(Aim of the task)
Line by line, retype the material with nothing left out.

(Data supplied)

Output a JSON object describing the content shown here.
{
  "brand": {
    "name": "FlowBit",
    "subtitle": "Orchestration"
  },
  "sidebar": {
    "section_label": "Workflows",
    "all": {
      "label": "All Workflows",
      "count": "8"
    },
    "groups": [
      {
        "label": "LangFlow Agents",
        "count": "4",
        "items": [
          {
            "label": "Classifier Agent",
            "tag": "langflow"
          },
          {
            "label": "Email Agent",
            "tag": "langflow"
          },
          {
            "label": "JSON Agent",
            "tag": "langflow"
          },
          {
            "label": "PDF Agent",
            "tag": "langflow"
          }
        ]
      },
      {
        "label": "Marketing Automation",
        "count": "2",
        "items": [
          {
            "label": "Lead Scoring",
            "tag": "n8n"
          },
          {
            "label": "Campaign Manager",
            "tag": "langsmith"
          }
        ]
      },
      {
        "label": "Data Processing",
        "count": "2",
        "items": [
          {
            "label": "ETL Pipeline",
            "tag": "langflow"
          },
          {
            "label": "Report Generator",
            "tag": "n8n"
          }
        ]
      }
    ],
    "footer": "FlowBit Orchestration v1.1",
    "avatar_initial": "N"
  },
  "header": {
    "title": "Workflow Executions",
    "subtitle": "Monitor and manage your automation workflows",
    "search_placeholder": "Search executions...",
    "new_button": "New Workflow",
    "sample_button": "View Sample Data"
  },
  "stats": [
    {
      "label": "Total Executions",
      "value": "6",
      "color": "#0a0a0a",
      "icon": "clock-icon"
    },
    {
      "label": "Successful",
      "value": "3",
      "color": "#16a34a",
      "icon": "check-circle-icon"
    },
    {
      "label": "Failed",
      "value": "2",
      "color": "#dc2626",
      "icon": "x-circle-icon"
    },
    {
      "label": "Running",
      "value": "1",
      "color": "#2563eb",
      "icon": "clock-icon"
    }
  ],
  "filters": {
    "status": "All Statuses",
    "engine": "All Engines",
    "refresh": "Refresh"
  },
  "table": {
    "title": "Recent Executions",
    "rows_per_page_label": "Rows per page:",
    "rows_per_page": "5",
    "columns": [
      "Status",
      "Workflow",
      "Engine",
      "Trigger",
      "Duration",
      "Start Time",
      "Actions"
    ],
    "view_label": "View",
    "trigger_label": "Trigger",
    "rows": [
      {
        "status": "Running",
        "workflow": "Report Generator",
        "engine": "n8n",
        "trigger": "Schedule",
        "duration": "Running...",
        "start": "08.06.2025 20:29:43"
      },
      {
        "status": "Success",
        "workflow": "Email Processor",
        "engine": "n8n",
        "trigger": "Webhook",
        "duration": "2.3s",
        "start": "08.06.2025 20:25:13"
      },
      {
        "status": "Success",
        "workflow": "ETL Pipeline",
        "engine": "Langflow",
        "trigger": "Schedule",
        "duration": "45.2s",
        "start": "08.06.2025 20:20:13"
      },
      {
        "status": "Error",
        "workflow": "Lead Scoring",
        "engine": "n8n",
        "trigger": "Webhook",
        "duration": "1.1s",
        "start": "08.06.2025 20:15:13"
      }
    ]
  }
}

(Solution to this exercise)
Output a JSON object describing the content shown here.
{
  "brand": {
    "name": "FlowBit",
    "subtitle": "Orchestration"
  },
  "sidebar": {
    "section_label": "Workflows",
    "all": {
      "label": "All Workflows",
      "count": "8"
    },
    "groups": [
      {
        "label": "LangFlow Agents",
        "count": "4",
        "items": [
          {
            "label": "Classifier Agent",
            "tag": "langflow"
          },
          {
            "label": "Email Agent",
            "tag": "langflow"
          },
          {
            "label": "JSON Agent",
            "tag": "langflow"
          },
          {
            "label": "PDF Agent",
            "tag": "langflow"
          }
        ]
      },
      {
        "label": "Marketing Automation",
        "count": "2",
        "items": [
          {
            "label": "Lead Scoring",
            "tag": "n8n"
          },
          {
            "label": "Campaign Manager",
            "tag": "langsmith"
          }
        ]
      },
      {
        "label": "Data Processing",
        "count": "2",
        "items": [
          {
            "label": "ETL Pipeline",
            "tag": "langflow"
          },
          {
            "label": "Report Generator",
            "tag": "n8n"
          }
        ]
      }
    ],
    "footer": "FlowBit Orchestration v1.1",
    "avatar_initial": "N"
  },
  "header": {
    "title": "Workflow Executions",
    "subtitle": "Monitor and manage your automation workflows",
    "search_placeholder": "Search executions...",
    "new_button": "New Workflow",
    "sample_button": "View Sample Data"
  },
  "stats": [
    {
      "label": "Total Executions",
      "value": "6",
      "color": "#0a0a0a",
      "icon": "clock-icon"
    },
    {
      "label": "Successful",
      "value": "3",
      "color": "#16a34a",
      "icon": "check-circle-icon"
    },
    {
      "label": "Failed",
      "value": "2",
      "color": "#dc2626",
      "icon": "x-circle-icon"
    },
    {
      "label": "Running",
      "value": "1",
      "color": "#2563eb",
      "icon": "clock-icon"
    }
  ],
  "filters": {
    "status": "All Statuses",
    "engine": "All Engines",
    "refresh": "Refresh"
  },
  "table": {
    "title": "Recent Executions",
    "rows_per_page_label": "Rows per page:",
    "rows_per_page": "5",
    "columns": [
      "Status",
      "Workflow",
      "Engine",
      "Trigger",
      "Duration",
      "Start Time",
      "Actions"
    ],
    "view_label": "View",
    "trigger_label": "Trigger",
    "rows": [
      {
        "status": "Running",
        "workflow": "Report Generator",
        "engine": "n8n",
        "trigger": "Schedule",
        "duration": "Running...",
        "start": "08.06.2025 20:29:43"
      },
      {
        "status": "Success",
        "workflow": "Email Processor",
        "engine": "n8n",
        "trigger": "Webhook",
        "duration": "2.3s",
        "start": "08.06.2025 20:25:13"
      },
      {
        "status": "Success",
        "workflow": "ETL Pipeline",
        "engine": "Langflow",
        "trigger": "Schedule",
        "duration": "45.2s",
        "start": "08.06.2025 20:20:13"
      },
      {
        "status": "Error",
        "workflow": "Lead Scoring",
        "engine": "n8n",
        "trigger": "Webhook",
        "duration": "1.1s",
        "start": "08.06.2025 20:15:13"
      }
    ]
  }
}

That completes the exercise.